··· Source material ···
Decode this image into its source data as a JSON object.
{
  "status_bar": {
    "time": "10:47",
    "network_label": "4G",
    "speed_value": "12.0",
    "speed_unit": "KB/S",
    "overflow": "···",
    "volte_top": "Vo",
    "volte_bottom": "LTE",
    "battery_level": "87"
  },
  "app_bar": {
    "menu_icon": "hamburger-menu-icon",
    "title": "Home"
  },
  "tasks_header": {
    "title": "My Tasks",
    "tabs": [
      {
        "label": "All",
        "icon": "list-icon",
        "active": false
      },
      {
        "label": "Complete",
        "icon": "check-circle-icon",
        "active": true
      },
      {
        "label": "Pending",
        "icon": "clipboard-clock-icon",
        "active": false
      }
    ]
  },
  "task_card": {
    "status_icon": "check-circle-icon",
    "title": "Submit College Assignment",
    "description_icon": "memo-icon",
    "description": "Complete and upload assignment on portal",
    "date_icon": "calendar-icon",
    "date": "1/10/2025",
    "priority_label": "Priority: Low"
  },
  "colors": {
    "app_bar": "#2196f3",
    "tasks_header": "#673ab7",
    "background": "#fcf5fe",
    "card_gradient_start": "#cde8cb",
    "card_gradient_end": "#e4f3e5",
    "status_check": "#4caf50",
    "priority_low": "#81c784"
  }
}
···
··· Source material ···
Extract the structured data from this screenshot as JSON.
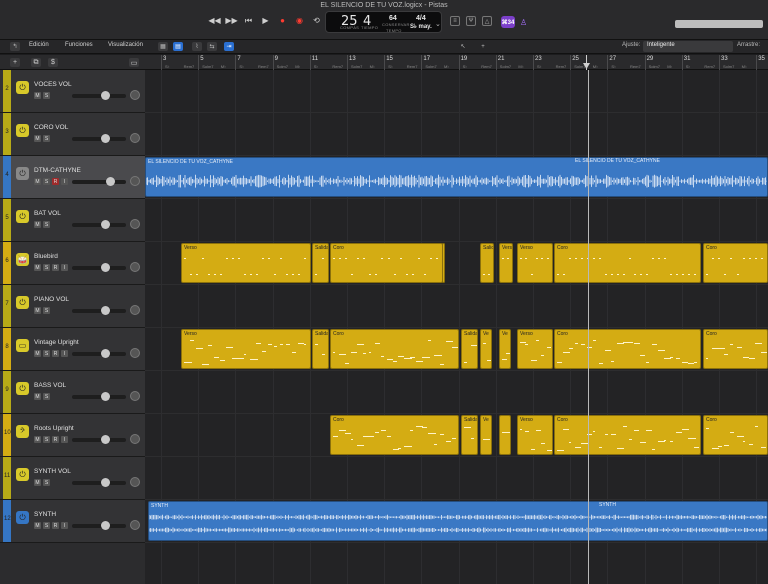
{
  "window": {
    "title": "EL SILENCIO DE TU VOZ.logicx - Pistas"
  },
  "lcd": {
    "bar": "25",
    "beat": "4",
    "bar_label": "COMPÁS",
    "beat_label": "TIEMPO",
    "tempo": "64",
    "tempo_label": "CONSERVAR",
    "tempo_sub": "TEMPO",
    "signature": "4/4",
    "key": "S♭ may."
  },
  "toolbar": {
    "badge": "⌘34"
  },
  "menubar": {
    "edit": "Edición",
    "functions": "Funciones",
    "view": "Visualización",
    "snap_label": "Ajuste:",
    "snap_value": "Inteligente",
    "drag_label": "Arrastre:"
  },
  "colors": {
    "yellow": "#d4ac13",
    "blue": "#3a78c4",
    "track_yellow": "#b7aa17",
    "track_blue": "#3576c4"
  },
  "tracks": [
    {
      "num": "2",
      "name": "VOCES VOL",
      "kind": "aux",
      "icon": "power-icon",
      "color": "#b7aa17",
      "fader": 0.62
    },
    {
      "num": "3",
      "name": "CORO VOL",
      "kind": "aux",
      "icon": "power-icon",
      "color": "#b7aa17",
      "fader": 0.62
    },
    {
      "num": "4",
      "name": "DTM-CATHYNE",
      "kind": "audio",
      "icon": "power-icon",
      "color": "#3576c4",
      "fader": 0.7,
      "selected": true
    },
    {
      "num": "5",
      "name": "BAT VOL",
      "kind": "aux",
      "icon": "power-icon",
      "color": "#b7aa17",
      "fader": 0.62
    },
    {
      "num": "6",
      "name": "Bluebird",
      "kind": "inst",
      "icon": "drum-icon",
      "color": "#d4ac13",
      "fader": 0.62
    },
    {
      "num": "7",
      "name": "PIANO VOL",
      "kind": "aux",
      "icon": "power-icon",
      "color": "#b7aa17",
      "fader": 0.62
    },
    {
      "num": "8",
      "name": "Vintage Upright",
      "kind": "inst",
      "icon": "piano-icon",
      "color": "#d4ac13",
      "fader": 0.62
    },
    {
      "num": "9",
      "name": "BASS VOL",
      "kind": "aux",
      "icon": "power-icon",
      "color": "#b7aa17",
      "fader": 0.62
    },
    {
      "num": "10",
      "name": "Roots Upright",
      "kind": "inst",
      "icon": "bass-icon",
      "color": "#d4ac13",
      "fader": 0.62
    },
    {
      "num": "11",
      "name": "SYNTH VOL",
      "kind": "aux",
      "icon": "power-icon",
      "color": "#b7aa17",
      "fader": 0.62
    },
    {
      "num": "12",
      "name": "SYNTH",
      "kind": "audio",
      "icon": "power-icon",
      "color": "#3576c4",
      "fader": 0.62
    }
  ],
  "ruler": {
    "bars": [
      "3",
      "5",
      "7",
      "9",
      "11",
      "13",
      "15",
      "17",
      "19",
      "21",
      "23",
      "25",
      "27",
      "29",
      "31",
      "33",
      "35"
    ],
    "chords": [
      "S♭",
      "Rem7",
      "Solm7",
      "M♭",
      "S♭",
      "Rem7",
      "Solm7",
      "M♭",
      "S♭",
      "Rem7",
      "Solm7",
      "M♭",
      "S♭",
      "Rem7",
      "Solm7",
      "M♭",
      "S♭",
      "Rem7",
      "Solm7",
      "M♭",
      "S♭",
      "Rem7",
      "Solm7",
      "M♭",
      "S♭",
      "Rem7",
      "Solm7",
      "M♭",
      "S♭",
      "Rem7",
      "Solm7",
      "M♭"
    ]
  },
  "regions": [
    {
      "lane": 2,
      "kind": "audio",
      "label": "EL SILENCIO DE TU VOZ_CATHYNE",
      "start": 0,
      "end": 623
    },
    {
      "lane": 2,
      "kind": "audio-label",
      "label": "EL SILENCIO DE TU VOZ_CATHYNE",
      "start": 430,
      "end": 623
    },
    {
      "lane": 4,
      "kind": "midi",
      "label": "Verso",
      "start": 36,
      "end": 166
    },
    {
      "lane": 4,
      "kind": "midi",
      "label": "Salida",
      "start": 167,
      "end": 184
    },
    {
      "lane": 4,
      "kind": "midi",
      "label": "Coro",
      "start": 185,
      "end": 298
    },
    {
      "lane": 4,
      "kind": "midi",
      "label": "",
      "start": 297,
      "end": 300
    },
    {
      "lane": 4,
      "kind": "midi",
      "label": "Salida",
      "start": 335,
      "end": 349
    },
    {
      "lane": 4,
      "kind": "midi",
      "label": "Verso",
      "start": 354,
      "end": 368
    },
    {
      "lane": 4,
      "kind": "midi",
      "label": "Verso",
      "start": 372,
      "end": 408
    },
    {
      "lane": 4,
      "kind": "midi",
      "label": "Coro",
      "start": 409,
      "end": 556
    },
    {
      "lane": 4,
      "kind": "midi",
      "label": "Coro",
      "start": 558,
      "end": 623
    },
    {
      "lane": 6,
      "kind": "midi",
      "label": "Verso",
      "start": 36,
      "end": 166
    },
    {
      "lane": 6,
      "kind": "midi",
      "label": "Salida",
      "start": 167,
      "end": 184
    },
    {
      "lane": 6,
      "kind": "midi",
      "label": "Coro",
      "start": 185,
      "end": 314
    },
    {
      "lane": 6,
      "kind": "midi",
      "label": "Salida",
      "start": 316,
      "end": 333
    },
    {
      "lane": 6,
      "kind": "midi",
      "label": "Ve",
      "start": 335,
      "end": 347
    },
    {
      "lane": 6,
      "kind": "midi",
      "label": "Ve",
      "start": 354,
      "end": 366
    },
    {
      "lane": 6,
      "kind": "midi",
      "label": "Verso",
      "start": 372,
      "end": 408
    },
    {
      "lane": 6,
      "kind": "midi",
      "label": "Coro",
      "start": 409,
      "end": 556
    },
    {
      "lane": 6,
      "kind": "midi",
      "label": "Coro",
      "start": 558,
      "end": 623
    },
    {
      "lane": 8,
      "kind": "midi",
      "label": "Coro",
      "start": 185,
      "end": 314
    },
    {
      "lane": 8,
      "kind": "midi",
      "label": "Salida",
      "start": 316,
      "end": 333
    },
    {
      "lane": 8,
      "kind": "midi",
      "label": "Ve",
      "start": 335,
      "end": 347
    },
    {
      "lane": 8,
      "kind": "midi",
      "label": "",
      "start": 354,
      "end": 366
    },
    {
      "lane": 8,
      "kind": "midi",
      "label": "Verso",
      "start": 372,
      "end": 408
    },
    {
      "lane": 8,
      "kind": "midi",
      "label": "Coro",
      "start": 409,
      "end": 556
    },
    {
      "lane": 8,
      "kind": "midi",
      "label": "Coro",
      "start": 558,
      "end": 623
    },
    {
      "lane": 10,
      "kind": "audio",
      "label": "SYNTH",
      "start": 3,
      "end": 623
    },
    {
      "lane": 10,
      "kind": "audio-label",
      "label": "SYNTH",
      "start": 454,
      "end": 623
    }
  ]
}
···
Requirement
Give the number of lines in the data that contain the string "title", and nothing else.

Answer to the problem
4